Sometimes so much can turn on so little. It was June 26, 2013, around 2 a.m. Marshall Coulter, a 14-year-old boy with a history of criminal behavior, jumped the locked driveway gate of a home in Mid-City. It was the home of a family: Merritt Landry, his pregnant wife and his young child.
Within the home, a dog barked. Landry was awakened and went to see if there was an intruder. He took a pistol with him. Once outside, he reported seeing Coulter and asking him to freeze. Coulter turned around to face him and appeared to be reaching for something on his hip. Landry fired once, hitting Coulter in the head. Coulter survived, but remains in critical condition.
Given the explosion of commercial growth on Freret Street — from only a single restaurant four years ago to 14 blocks of highly-lauded cuisine, new entertainment venues and businesses ranging from a dog-groomer to a craft-cocktail lounge — concerns about gentrification should be expected.
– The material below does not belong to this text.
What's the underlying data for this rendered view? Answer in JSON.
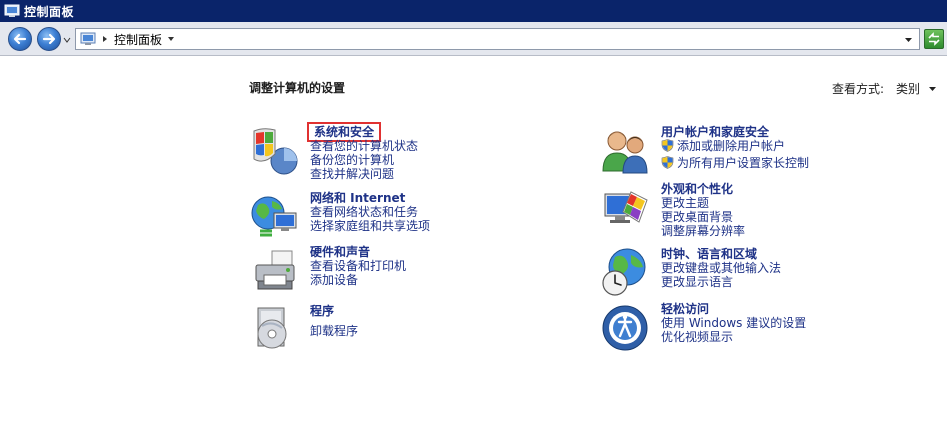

But after that heated meeting in March, the proponents and opponents literally walked away from the school building together down the sidewalk, relying on relationships and respect forged over decades to find a middle ground — suggesting that, perhaps, something is different about what’s happening on Freret.
The Krewe of Freret is launching a series of free Saturday-evening concerts at the Publiq House as an August membership drive, starting tonight (Saturday, Aug. 10) with the Street Legends Brass Band and Sarah Quintana.
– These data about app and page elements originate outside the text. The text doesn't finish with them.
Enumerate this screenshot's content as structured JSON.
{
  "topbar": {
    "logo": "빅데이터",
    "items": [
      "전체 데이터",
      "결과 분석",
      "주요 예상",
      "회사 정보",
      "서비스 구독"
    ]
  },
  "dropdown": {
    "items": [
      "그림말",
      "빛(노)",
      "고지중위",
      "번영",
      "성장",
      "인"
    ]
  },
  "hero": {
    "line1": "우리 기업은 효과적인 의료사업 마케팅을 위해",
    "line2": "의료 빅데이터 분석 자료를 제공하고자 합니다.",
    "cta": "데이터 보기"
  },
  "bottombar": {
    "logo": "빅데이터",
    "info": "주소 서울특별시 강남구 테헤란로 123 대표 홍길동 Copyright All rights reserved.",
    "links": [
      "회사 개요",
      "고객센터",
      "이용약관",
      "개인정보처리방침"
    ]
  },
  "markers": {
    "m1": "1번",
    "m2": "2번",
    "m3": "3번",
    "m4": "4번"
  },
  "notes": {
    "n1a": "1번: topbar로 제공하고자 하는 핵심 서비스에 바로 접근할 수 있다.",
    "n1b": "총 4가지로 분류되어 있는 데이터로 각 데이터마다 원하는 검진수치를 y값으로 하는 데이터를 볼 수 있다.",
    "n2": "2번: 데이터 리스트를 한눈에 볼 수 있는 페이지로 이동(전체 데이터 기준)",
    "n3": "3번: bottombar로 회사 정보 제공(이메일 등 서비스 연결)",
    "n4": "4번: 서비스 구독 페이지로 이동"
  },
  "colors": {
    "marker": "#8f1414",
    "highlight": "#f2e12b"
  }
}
Call it an act of faith, call it the “Miracle on Magazine Street,” but on Friday morning, with a procession around the block and an invocation from an archibishop, the founders of the new St. Katharine Drexel Prep made good on their promise.
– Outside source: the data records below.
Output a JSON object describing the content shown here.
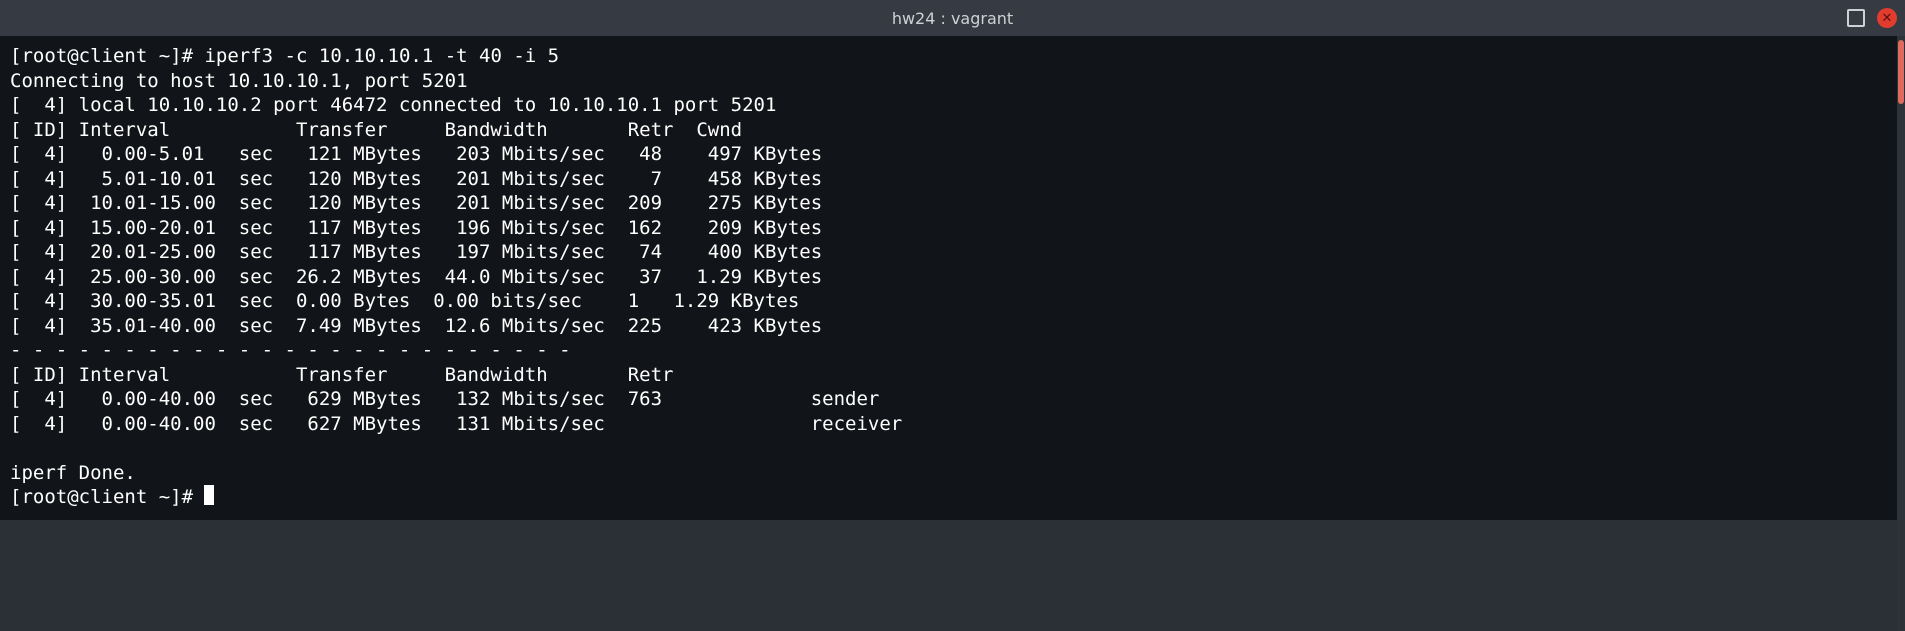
{
  "title": "hw24 : vagrant",
  "prompt_user_host": "[root@client ~]#",
  "command": "iperf3 -c 10.10.10.1 -t 40 -i 5",
  "connecting_line": "Connecting to host 10.10.10.1, port 5201",
  "local_line": "[  4] local 10.10.10.2 port 46472 connected to 10.10.10.1 port 5201",
  "header_line": "[ ID] Interval           Transfer     Bandwidth       Retr  Cwnd",
  "rows": [
    {
      "id": "4",
      "interval": "0.00-5.01",
      "sec": "sec",
      "transfer": "121 MBytes",
      "bandwidth": "203 Mbits/sec",
      "retr": "48",
      "cwnd": "497 KBytes"
    },
    {
      "id": "4",
      "interval": "5.01-10.01",
      "sec": "sec",
      "transfer": "120 MBytes",
      "bandwidth": "201 Mbits/sec",
      "retr": "7",
      "cwnd": "458 KBytes"
    },
    {
      "id": "4",
      "interval": "10.01-15.00",
      "sec": "sec",
      "transfer": "120 MBytes",
      "bandwidth": "201 Mbits/sec",
      "retr": "209",
      "cwnd": "275 KBytes"
    },
    {
      "id": "4",
      "interval": "15.00-20.01",
      "sec": "sec",
      "transfer": "117 MBytes",
      "bandwidth": "196 Mbits/sec",
      "retr": "162",
      "cwnd": "209 KBytes"
    },
    {
      "id": "4",
      "interval": "20.01-25.00",
      "sec": "sec",
      "transfer": "117 MBytes",
      "bandwidth": "197 Mbits/sec",
      "retr": "74",
      "cwnd": "400 KBytes"
    },
    {
      "id": "4",
      "interval": "25.00-30.00",
      "sec": "sec",
      "transfer": "26.2 MBytes",
      "bandwidth": "44.0 Mbits/sec",
      "retr": "37",
      "cwnd": "1.29 KBytes"
    },
    {
      "id": "4",
      "interval": "30.00-35.01",
      "sec": "sec",
      "transfer": "0.00 Bytes",
      "bandwidth": "0.00 bits/sec",
      "retr": "1",
      "cwnd": "1.29 KBytes"
    },
    {
      "id": "4",
      "interval": "35.01-40.00",
      "sec": "sec",
      "transfer": "7.49 MBytes",
      "bandwidth": "12.6 Mbits/sec",
      "retr": "225",
      "cwnd": "423 KBytes"
    }
  ],
  "separator_line": "- - - - - - - - - - - - - - - - - - - - - - - - -",
  "summary_header": "[ ID] Interval           Transfer     Bandwidth       Retr",
  "summary_rows": [
    {
      "id": "4",
      "interval": "0.00-40.00",
      "sec": "sec",
      "transfer": "629 MBytes",
      "bandwidth": "132 Mbits/sec",
      "retr": "763",
      "role": "sender"
    },
    {
      "id": "4",
      "interval": "0.00-40.00",
      "sec": "sec",
      "transfer": "627 MBytes",
      "bandwidth": "131 Mbits/sec",
      "retr": "",
      "role": "receiver"
    }
  ],
  "done_line": "iperf Done.",
  "row_lines": [
    "[  4]   0.00-5.01   sec   121 MBytes   203 Mbits/sec   48    497 KBytes",
    "[  4]   5.01-10.01  sec   120 MBytes   201 Mbits/sec    7    458 KBytes",
    "[  4]  10.01-15.00  sec   120 MBytes   201 Mbits/sec  209    275 KBytes",
    "[  4]  15.00-20.01  sec   117 MBytes   196 Mbits/sec  162    209 KBytes",
    "[  4]  20.01-25.00  sec   117 MBytes   197 Mbits/sec   74    400 KBytes",
    "[  4]  25.00-30.00  sec  26.2 MBytes  44.0 Mbits/sec   37   1.29 KBytes",
    "[  4]  30.00-35.01  sec  0.00 Bytes  0.00 bits/sec    1   1.29 KBytes",
    "[  4]  35.01-40.00  sec  7.49 MBytes  12.6 Mbits/sec  225    423 KBytes"
  ],
  "summary_lines": [
    "[  4]   0.00-40.00  sec   629 MBytes   132 Mbits/sec  763             sender",
    "[  4]   0.00-40.00  sec   627 MBytes   131 Mbits/sec                  receiver"
  ]
}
“This could have been a funeral march,” said Dale Atkins. “This is not a funeral. This is not a wake. This is truly a celebration.”
This marks my 78th and final column for Uptown Messenger as Kim and I pack up and move back toward the West Coast. She was raised in the San Diego area and we feel it’s time to tighten the circle, pulling family closer and seeking new opportunities. Besides, I am long overdue for a good, no-time-schedule road trip and the adventure it brings.
In a perfect world, we would have time and money for one last, great tour of New Orleans favorite haunts and to try to get around to a few spots we haven’t yet tried. But we don’t have much of either, so such an event will have to wait until we return, which will be as often as possible.
After nearly a year of struggle and discord, Jimmy’s Music Club received permission Thursday afternoon from the New Orleans City Council to reopen in a flurry of smiles, applause, blown kisses — and a long list of operating conditions.
With a resolution in his honor and words of encouragement for his family, the New Orleans City Council pledged Thursday morning to ensure the sacrifice of Officer Rodney Thomas has a permanent place in the city’s memory.
To put our views in some kind of context, you should know that Allan started covering politics in 1963 at the old States-Item and Danae worked in her first political campaign as a 12-year-old in 1962. She grew up in Hot Springs, Arkansas and, campaign veteran that she was, was a blue chip worker in Bill Clinton’s first campaign – a race for Congress in 1974 which he lost but later won a few.
In the 1960s and early 70s, it didn’t take a sex scandal to put a candidate in trouble. Back in the day, a candidate running for the first time who had a divorce in his background was in serious trouble. Voters did not like divorces, although incumbents who had proved their electability could survive a divorce, especially if they re-married and the new wife embraced the political life and was a good campaigner.